Task objective:
Identify each line below containing the string "JSON" and copy it.

(Interface dataset entries)
━━━
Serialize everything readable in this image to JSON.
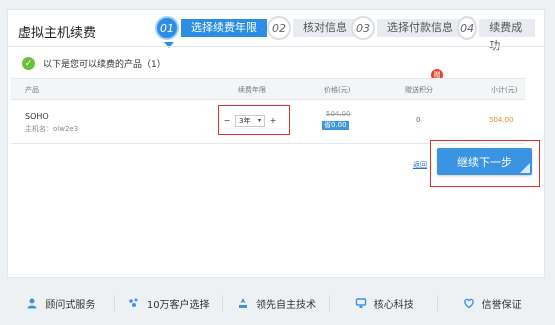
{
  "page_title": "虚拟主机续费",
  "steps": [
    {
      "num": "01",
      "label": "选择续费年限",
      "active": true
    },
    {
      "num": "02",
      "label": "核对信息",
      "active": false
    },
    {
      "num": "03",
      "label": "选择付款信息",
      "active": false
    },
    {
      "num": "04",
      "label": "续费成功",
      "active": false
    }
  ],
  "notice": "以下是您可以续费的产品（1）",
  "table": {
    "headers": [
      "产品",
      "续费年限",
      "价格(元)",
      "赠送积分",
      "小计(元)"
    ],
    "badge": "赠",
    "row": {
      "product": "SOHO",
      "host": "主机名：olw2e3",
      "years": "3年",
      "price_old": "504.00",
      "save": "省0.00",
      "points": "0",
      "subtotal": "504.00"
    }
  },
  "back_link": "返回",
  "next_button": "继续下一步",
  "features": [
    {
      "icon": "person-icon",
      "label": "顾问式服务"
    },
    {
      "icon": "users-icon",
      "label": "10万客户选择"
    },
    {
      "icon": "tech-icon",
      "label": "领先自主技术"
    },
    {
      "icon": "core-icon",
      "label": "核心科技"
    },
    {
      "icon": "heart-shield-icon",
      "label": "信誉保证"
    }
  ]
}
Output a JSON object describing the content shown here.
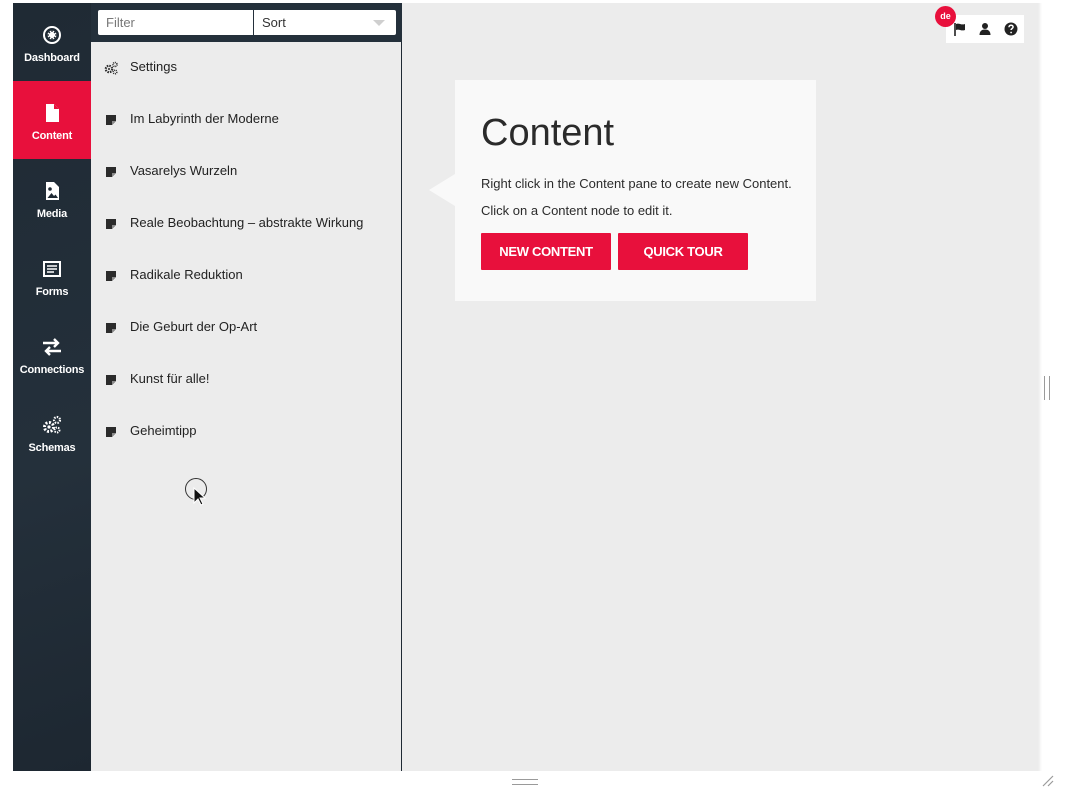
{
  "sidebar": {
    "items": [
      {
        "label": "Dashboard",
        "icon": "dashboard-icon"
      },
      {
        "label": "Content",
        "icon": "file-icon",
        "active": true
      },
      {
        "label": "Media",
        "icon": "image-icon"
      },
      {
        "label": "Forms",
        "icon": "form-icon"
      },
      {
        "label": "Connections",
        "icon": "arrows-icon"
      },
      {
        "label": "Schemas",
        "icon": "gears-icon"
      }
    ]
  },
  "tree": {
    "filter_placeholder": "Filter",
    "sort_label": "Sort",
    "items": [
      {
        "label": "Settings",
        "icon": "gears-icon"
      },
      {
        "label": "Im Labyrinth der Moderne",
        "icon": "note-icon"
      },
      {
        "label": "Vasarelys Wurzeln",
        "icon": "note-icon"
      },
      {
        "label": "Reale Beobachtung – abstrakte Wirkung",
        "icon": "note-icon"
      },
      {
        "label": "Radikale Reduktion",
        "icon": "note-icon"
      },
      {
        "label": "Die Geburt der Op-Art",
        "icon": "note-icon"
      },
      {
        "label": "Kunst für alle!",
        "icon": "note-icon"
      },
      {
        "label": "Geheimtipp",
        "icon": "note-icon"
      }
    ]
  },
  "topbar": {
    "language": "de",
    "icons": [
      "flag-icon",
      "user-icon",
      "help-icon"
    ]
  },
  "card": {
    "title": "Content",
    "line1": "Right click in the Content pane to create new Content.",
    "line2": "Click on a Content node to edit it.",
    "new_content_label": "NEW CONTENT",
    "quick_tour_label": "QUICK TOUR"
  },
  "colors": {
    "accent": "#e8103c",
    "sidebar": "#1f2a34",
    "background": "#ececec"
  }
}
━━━
Answer section:
Serialize everything readable in this image to JSON.
Output a JSON object describing the content shown here.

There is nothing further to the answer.